A Century Of Wonky Love
If anyone could write a love letter to a wonkish organization, well, this would be the letter.
The Citizens Research Council of Michigan has celebrated its 100th anniversary this week, and the nearly 10 million souls in this state are lucky for that. The CRC has been an organization willing to wade into the murky, weed-choked ponds of public policy and made them a little clearer for the citizens to ingest. In so doing, it has helped change this state.
Granted, not many people ingest the CRC’s findings. Which is a shame. One does not read CRC reports, papers and now blogs for their poetic prose, their masterful character descriptions, their facility at turning a plot. No, one reads CRC publications because these are people who know what they are talking about.
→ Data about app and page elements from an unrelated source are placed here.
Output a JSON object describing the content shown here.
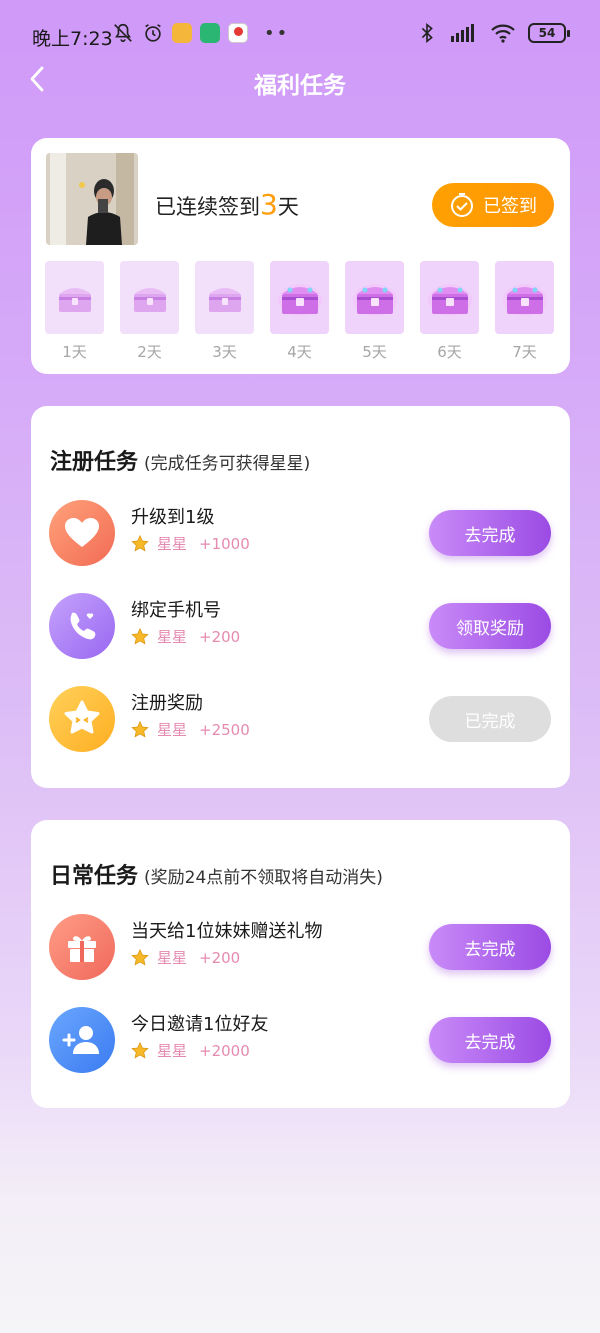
{
  "status_bar": {
    "time": "晚上7:23",
    "battery": "54",
    "icons": [
      "mute-icon",
      "alarm-icon",
      "notes-app-icon",
      "shield-app-icon",
      "map-app-icon",
      "bluetooth-icon",
      "signal-icon",
      "wifi-icon"
    ]
  },
  "header": {
    "title": "福利任务"
  },
  "checkin": {
    "text_prefix": "已连续签到",
    "days": "3",
    "text_suffix": "天",
    "button_label": "已签到",
    "day_labels": [
      "1天",
      "2天",
      "3天",
      "4天",
      "5天",
      "6天",
      "7天"
    ]
  },
  "register_section": {
    "title": "注册任务",
    "subtitle": "(完成任务可获得星星)",
    "tasks": [
      {
        "title": "升级到1级",
        "reward_label": "星星",
        "reward": "+1000",
        "button": "去完成",
        "status": "todo"
      },
      {
        "title": "绑定手机号",
        "reward_label": "星星",
        "reward": "+200",
        "button": "领取奖励",
        "status": "claim"
      },
      {
        "title": "注册奖励",
        "reward_label": "星星",
        "reward": "+2500",
        "button": "已完成",
        "status": "done"
      }
    ]
  },
  "daily_section": {
    "title": "日常任务",
    "subtitle": "(奖励24点前不领取将自动消失)",
    "tasks": [
      {
        "title": "当天给1位妹妹赠送礼物",
        "reward_label": "星星",
        "reward": "+200",
        "button": "去完成",
        "status": "todo"
      },
      {
        "title": "今日邀请1位好友",
        "reward_label": "星星",
        "reward": "+2000",
        "button": "去完成",
        "status": "todo"
      }
    ]
  },
  "colors": {
    "accent_orange": "#ff9d0a",
    "button_purple": "#a855e8",
    "reward_pink": "#e58ab0"
  }
}
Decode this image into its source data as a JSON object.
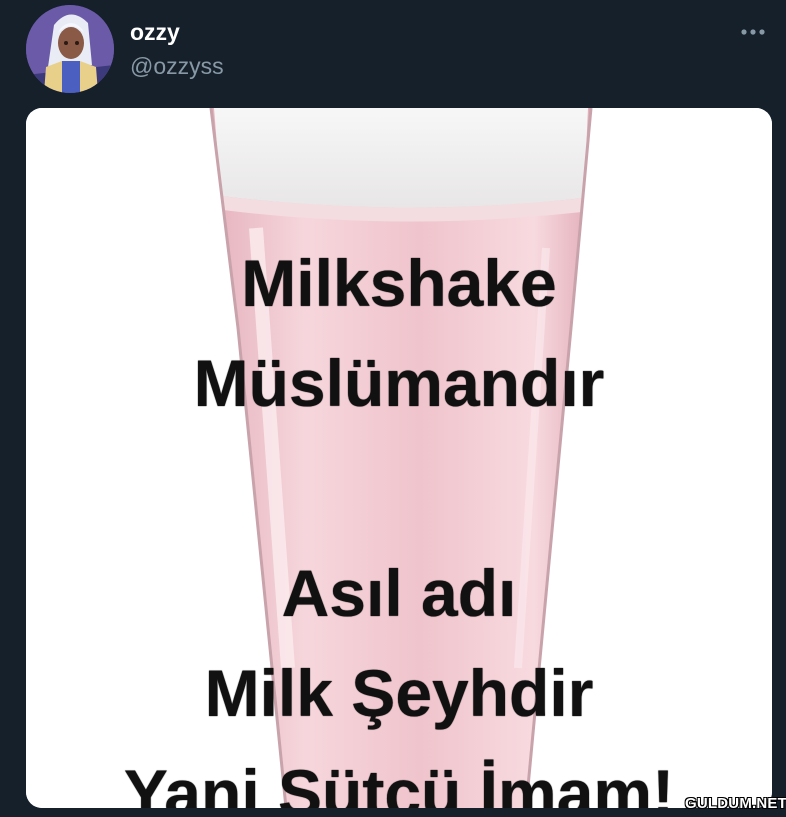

If you are serious about policy in Michigan you rely on the CRC to help outline all the nuances, the context and potential effects of budget issues, tax proposals and major policy issues in Michigan. If you do not follow the CRC, then you cannot seriously claim to be serious about policy in Michigan.
The CRC’s research is first-rate and if it is somehow possible to have a status higher than first-rate then the CRC’s analysis has summited that peak.
Just over a decade ago, Tom Clay, the late Tom Clay, Michigan’s former budget overseer who joined the CRC when he retired and who loved numbers and golf with equal passion, did an analysis of the state’s budget and warned that it was unsustainable and would go into deficit unless changes were made. The power of that analysis, which he would refine as time passed, led him to hold some 400 presentations across the state talking about the budget.
Folks, if someone holds 400 presentations on the state budget – the state budget, mind you, not legislative sex scandals – that someone has written a pretty damn good analysis.
And go back to the early 1960s when the state wrote, argued over, voted on and adopted a new Constitution. CRC’s work on the Constitution was without peer, from a massive analysis and comparison of Michigan’s then 1908 Constitution to a document that outlined what the new constitution would do, and which included a 100-question quiz (example of the questions: “Temporary state borrowing is permitted to a limit that is now equal to about how much?” Well…your answer?) A total of 250,000 copies of that document were printed. Given by how narrow a vote the Constitution was approved, it is very likely those 250,000 copies played an outsized role in the Constitution’s victory.
Even if reading about budgets and tax schemes is not one’s interest, there is one set of documents the CRC prepares that all voters should read: its analysis on ballot issues. Ballot issues are often arcane. The CRC’s explanations are exactly the tonic needed to help understand what a ballot issue will do. Even reporters who follow this stuff for a living make use of the CRC’s analysis. Whatever is on the ballot in 2016, watch for the analysis the CRC will provide.
While praising the CRC one also has to praise those who made it possible. On that budget analysis document are listed the names of men (they were all men more than 50 years ago) whose names are synonymous with the history of the state. There listed are Henry Bodman, Prentiss Brown, Joseph Hudson, Lynn Townsend and George Romney among several dozen others. They and their predecessors in 1916 were elites – well-to-do, educated, socially involved – but they were the kind of elite who in some ways thought everyone needed a shot to join the elite club. To reach that club, they understood the public needed some of the advantages they had.
And one of the biggest advantages an elite has is information. Information is the currency that pays for good decisions.
The CRC is a critical link in providing needed information about the issues that affect us now and will affect us. It provides all Michiganders with a big advantage, and we are lucky, and we should be very grateful for that century of superlative work.Back to top